Problem: Where does the string "정통운세" appear in the material? Copy each line that holds it.

----- The data

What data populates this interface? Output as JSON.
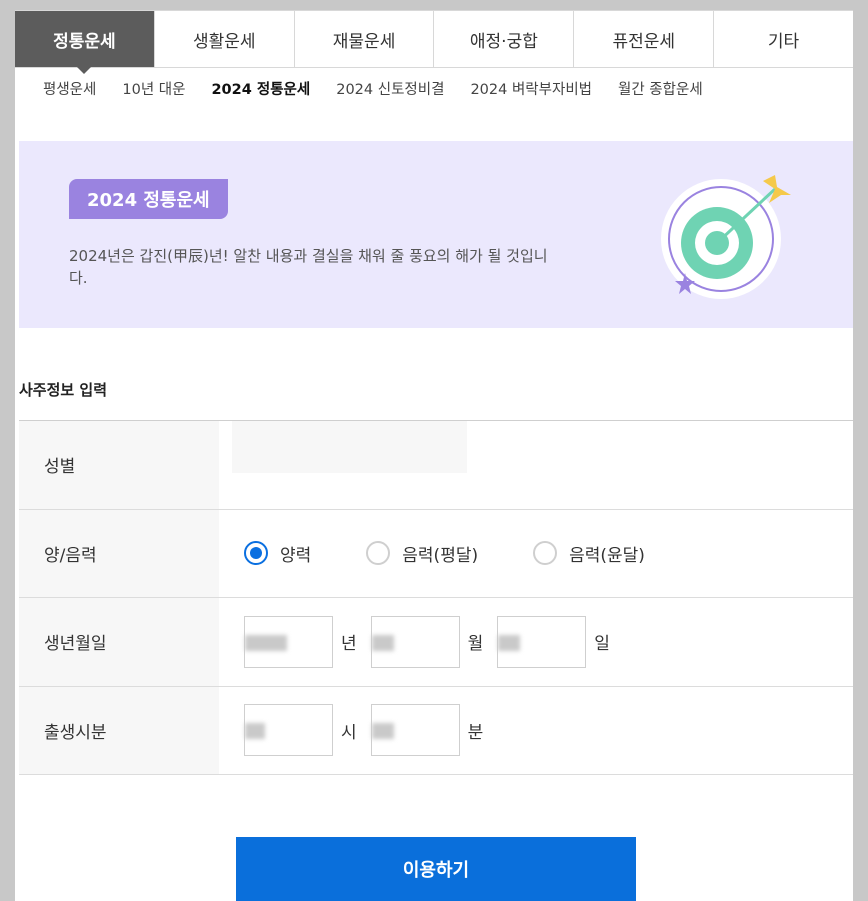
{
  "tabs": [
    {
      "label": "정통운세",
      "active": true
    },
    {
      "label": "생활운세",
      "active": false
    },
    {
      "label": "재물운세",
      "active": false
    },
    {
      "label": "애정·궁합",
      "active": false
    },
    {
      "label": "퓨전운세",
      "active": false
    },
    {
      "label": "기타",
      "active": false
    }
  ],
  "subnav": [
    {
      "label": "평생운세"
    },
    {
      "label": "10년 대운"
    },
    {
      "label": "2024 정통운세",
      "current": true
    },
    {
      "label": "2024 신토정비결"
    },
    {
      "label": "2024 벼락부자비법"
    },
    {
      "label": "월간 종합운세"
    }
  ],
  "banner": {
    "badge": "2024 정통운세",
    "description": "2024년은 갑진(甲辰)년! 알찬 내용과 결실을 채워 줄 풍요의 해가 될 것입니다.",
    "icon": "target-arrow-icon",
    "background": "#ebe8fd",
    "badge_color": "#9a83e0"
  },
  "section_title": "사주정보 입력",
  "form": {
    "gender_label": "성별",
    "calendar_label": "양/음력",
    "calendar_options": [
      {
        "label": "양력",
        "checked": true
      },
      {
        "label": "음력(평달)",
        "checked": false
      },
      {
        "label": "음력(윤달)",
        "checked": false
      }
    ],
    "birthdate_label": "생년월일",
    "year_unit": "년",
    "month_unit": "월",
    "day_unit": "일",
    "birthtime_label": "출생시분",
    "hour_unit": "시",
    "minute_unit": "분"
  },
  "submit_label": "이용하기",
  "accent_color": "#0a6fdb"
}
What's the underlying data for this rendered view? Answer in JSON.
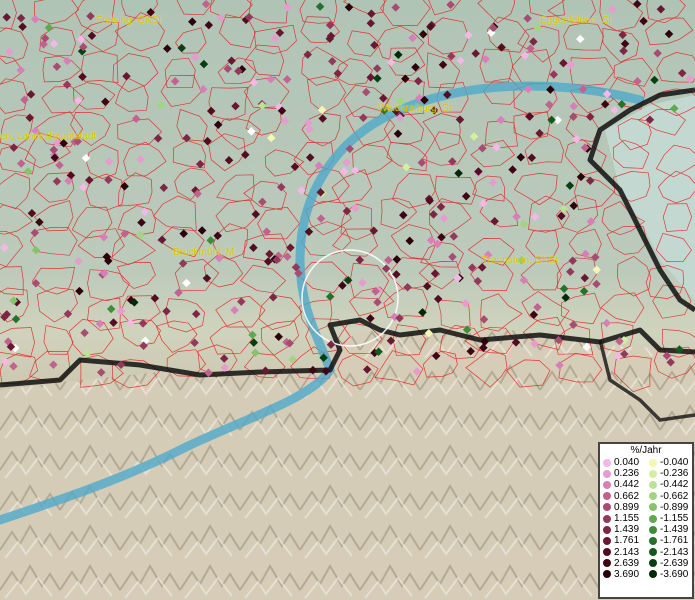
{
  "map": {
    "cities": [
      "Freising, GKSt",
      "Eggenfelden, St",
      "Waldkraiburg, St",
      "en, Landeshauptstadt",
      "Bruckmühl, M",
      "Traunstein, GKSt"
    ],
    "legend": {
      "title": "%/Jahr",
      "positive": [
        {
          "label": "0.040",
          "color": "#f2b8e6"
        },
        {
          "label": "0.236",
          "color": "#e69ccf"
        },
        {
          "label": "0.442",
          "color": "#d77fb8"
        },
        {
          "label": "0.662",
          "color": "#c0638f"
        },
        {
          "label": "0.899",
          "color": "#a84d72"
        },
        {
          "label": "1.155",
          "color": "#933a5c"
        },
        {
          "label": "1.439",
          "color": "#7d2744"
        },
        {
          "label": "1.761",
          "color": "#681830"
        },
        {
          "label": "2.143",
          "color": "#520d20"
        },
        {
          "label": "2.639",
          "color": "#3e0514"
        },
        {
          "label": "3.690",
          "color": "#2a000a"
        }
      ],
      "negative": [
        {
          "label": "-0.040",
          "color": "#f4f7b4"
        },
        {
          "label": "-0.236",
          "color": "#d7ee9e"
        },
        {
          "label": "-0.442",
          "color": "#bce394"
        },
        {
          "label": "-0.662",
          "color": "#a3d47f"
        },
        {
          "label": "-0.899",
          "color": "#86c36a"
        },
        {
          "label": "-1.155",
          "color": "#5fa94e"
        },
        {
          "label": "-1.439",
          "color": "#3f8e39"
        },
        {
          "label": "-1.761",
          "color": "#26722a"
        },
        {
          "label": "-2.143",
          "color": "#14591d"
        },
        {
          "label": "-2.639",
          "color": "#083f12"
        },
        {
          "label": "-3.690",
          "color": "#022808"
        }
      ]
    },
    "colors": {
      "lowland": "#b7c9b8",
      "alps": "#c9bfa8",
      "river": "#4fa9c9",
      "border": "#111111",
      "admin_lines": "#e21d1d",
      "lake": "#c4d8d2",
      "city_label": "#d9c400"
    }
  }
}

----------

Task answer:
      "label": "정통운세",
      "label": "2024 정통운세",
    "badge": "2024 정통운세",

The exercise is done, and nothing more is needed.